ACTIVITY: Where a line of the following data contains the string "Gallery", include it in the tally. Report the total alone.

┌─ THE RECORDS

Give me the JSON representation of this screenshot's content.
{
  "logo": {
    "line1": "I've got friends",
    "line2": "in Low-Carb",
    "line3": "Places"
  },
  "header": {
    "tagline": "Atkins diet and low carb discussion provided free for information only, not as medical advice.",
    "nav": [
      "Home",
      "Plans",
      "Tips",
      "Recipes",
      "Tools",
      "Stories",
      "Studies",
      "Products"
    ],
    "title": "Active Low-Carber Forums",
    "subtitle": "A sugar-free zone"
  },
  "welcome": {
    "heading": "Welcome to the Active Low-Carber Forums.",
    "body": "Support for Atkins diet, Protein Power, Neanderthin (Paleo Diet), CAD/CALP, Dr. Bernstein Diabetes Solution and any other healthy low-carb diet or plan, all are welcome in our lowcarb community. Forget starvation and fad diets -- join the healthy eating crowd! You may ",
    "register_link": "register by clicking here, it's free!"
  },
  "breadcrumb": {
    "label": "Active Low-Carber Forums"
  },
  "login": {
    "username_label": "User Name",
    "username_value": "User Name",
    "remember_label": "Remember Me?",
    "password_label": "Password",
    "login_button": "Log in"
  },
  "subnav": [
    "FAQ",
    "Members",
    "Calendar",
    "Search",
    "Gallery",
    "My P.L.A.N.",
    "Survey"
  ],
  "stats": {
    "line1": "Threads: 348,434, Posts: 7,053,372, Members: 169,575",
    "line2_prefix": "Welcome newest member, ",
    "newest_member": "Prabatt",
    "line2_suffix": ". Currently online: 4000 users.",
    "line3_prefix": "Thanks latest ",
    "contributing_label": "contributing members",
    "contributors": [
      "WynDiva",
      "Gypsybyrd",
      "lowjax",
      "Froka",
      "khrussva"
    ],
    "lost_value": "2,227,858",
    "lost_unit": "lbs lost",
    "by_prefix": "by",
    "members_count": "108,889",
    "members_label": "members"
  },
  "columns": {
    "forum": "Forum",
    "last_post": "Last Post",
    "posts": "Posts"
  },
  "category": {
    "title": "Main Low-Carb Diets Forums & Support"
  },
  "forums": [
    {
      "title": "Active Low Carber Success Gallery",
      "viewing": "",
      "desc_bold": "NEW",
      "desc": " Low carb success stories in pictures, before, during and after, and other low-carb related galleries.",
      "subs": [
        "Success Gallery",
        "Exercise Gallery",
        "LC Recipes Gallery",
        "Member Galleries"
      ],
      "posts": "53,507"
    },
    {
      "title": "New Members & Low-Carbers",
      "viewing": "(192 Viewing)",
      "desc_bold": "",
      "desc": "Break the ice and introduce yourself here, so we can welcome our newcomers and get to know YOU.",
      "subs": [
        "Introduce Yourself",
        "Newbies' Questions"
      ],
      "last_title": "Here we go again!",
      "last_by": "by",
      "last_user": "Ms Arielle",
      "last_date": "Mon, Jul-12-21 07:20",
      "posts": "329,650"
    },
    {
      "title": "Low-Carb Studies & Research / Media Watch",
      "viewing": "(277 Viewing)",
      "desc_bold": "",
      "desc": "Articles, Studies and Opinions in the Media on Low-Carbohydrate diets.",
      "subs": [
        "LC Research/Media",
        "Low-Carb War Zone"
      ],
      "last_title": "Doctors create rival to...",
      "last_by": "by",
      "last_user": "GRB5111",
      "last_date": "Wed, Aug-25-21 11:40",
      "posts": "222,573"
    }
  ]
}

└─

OUTPUT: 5